 Mosquirix, created as a partnership between GSK and the PATH Malaria Vaccine Initiative (MVI), needed an investment of more than $565 million of which Bill and Melinda Gates Foundation have contributed more than $200 million while African research centres contributed the rest.
 
The vaccine was approved by the European Medicines Agency in July last year paving the way for WHO to adopt the SAGE-MPAC recommendations at the beginning of the year of a pilot implementation of the RTS,S vaccine in three to five settings in sub-Saharan Africa. 
 
“These pilots are critical to determine whether this vaccine can be rolled out more broadly, adding an important new tool to the proven interventions we already have in the fight against malaria,” Dr Seth Berkley, CEO of Gavi, the Vaccine Alliance said. 
 
 

Comments

 

Other News

On a personal note: Javed Jaffrey

After his much-appreciated debut in Meri Jung in 1985, Javed Jaffrey inspired a new generation of dancers. He then turned from dance to comedy. The versatile actor constantly changes his styles and his live, film, TV and radio appearances always promise novelty and surprise. In 2014 he joined the Aam A

Allegations against CJI: Inquiry will strengthen the independence of the judiciary

Yes, we must stand rock solid with the judiciary and the judges. We must protect the independence of the judiciary too. What does this mean in the present context of a very serious charge of sexual harassment levelled by a former employee of the court against the CJI?  We are told that there is a larg

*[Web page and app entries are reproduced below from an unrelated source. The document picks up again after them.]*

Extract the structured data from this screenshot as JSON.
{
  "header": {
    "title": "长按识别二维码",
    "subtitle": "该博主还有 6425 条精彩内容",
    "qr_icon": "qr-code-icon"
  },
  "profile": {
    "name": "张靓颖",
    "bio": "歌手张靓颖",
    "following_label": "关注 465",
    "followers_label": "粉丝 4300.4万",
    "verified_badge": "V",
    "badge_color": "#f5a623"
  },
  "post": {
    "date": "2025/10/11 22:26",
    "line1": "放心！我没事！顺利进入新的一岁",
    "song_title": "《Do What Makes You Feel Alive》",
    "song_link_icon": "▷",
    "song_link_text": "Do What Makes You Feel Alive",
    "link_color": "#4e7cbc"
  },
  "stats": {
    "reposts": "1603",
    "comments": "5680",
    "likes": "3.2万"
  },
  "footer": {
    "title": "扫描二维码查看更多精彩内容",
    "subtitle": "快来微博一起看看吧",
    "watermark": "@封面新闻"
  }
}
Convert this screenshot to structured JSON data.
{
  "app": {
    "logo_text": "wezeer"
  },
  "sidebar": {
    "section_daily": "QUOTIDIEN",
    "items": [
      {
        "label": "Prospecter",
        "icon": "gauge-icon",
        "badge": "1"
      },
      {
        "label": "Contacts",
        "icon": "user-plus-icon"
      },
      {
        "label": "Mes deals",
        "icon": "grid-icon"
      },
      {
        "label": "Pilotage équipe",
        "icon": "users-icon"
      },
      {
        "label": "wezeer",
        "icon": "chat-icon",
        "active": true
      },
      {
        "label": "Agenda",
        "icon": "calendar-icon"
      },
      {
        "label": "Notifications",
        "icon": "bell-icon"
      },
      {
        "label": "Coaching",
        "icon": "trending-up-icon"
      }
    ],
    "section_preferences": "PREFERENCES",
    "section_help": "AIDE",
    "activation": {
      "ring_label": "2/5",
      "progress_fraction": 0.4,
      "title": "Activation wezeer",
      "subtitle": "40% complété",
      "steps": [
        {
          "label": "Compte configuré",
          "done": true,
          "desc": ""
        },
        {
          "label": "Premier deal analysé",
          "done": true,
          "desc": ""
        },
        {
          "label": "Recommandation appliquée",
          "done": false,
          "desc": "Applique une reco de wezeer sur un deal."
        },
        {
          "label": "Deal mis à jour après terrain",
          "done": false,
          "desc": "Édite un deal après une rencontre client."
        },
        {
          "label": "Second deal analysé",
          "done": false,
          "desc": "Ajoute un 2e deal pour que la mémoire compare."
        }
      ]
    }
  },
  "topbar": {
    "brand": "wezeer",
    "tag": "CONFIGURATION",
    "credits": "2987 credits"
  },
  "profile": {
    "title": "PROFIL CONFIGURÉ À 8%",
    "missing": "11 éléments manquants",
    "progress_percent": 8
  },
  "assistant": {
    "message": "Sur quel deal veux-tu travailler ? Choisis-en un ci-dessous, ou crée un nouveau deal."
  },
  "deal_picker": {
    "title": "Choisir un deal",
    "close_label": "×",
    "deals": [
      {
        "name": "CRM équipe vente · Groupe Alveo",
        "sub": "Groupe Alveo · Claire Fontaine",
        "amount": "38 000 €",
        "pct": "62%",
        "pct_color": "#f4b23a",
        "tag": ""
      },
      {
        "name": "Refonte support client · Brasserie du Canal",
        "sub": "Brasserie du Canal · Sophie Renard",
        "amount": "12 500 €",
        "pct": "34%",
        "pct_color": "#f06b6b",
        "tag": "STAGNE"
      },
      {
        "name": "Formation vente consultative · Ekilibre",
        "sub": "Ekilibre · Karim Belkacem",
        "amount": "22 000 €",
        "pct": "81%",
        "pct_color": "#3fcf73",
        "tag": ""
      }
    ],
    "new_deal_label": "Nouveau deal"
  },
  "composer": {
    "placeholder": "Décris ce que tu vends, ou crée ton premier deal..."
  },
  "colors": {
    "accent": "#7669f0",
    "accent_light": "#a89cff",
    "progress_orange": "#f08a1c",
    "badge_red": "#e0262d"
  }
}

“Managing data is challenging”

The Centre for Railway Information Systems (CRIS) is a society set up by the railways ministry in July 1986 to provide IT related services to the Indian Railways. CRIS deals in a gamut of functions, like passenger ticketing, freight operations, train dispatching and control, crew management, e-procurement,

A boost to those who need it most

What are 600 million people? Almost twice the population of the US. What are 500 million people? About three-fourth of the population of Europe. Why are we talking about these numbers? Well, because as per a study by Sandhya Krishnan and Neeraj Hatekar (‘Rise of New Middle Class in India and Its

Expanding Eureka!

Abright yellow van with figures of children playing with a whirligig, a Newton’s cradle, a magnetic compass rolls into the Government Higher Primary School in Kittaganahalli, on the outskirts of Bengaluru. Students in the playground leave what they are doing and mill about it in excitement. For they

The spark in the classroom

Not many children dream of starting an idyllic school of their own when they grow up. But Ramji Raghavan, founder of the Agastya International Foundation – which fosters the creative learning of science in stude



Current Issue

Current Issue

Video

CM Nitish’s convoy attacked in Buxar

Opinion

Facebook    Twitter    Google Plus    Linkedin    Subscribe Newsletter

Twitter